It is clear that there is no single action or series of actions that will change the industry overnight. However, it is equally clear that there are a series of simple actions that individuals and organisations can take that will, over time, help to influence gender diversity across the industry.

A number of bodies, including the RICS, have published diversity strategy documents that provide a template for businesses looking to introduce initiatives that address diversity in the workplace.
In January 2016, AECOM published its five-year strategy for enabling diversity across its operations in Europe. The objectives of the policy are to:
■ create a culture that embraces flexibility and inclusiveness for all;
■ increase the gender diversity of its workforce and leadership teams; and,
■ become the industry leader in attracting,developing and managing a diverse workforce.

John O'Regan with Nicola Gillen, Liz Nolan and Claire Solon copy

Pictured at the recent gender diversity event were (from left): Nicola Gillen; Claire Solon; Liz O’Donnell; and, John O’Regan.

There are five pillars to the strategy. The first is combatting unconscious bias. We all hold unconscious biases that are developed from our upbringing and experiences. To avoid these biases influencing recruitment, promotion and remuneration processes, AECOM is raising awareness of unconscious bias through a training programme.
The second pillar is gender targets. Recognising that our industry is male dominated and that the starting position is one of imbalance, the target is for 20% of senior management and leadership in AECOM to be women by 2020.
External hiring is the third pillar. AECOM will always hire the best person for any role regardless of gender. The focus is on making AECOM an attractive place for women to work and ensuring that women are included at the key selection decision points. The company works hard to ensure that talented women are suitably represented on selection shortlists.
The fourth pillar is culture. Flexible working, promotion of work–life balance and benefits that support working parents are all elements that promote inclusivity. The final pillar is career development. It is recognised that women are sometimes hesitant in putting themselves forward.
The strategy includes a planned approach to career planning, mentoring, promotion of role models and succession planning.
Given the scale of the gender imbalance and the existing culture of the Irish construction industry, it can sometimes be hard for businesses to work out how best to tackle gender diversity or understand how individuals and single organisations can make a difference. It is clear that there is no single action or series of actions that will change the industry overnight. However, it is equally clear that there are a series of simple actions that individuals and organisations can take that will, over time, help to influence gender diversity across the industry.
The industry is, once again, in a position where skills shortages are having an impact, particularly in Dublin. In the battle for the best talent, organisations that can demonstrate they have a positive, fair and flexible working environment will be the winners.
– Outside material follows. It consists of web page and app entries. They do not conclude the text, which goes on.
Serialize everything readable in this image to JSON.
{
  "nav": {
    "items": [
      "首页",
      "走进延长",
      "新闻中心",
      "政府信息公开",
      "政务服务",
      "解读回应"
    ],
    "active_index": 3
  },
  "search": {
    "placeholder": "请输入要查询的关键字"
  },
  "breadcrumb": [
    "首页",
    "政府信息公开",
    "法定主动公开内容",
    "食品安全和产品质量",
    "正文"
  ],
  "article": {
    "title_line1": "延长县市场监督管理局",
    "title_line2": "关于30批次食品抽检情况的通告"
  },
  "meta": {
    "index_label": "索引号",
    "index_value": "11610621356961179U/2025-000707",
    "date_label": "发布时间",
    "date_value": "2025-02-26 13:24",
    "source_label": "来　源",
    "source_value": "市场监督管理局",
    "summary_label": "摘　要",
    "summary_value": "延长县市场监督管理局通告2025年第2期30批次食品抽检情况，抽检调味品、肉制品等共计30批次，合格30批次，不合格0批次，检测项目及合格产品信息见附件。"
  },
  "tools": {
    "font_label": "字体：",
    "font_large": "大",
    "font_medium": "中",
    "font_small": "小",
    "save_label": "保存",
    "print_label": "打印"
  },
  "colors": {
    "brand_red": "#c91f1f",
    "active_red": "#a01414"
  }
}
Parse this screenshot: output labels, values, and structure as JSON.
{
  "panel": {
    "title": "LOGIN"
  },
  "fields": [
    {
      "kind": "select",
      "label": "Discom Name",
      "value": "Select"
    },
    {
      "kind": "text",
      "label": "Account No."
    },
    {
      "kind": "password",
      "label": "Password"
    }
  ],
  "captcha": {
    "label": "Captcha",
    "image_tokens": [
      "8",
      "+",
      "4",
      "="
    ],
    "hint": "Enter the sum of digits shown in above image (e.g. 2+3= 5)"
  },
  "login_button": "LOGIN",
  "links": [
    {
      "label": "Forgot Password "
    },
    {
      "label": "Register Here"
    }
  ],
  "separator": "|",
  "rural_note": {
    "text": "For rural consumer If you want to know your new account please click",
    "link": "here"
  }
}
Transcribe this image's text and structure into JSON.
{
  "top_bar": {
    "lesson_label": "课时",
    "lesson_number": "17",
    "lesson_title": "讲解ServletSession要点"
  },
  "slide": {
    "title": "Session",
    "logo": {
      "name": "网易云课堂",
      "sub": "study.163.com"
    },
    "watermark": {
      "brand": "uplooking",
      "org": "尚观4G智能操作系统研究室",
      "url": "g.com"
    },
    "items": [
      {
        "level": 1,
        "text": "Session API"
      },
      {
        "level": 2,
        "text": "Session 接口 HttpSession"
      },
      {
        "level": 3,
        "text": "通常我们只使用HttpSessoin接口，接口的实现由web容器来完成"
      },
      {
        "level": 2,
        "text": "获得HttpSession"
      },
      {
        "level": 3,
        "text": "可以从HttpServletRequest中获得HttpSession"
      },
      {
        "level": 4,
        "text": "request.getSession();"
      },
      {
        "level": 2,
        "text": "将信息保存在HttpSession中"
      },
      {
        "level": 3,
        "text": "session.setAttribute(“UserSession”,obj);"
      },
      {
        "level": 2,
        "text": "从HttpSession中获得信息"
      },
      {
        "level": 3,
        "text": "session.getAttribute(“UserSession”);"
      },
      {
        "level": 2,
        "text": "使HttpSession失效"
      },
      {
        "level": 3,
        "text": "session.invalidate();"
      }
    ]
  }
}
John O’Regan

Director: Head of Programme, Cost and Consultancy Services Ireland, AECOM.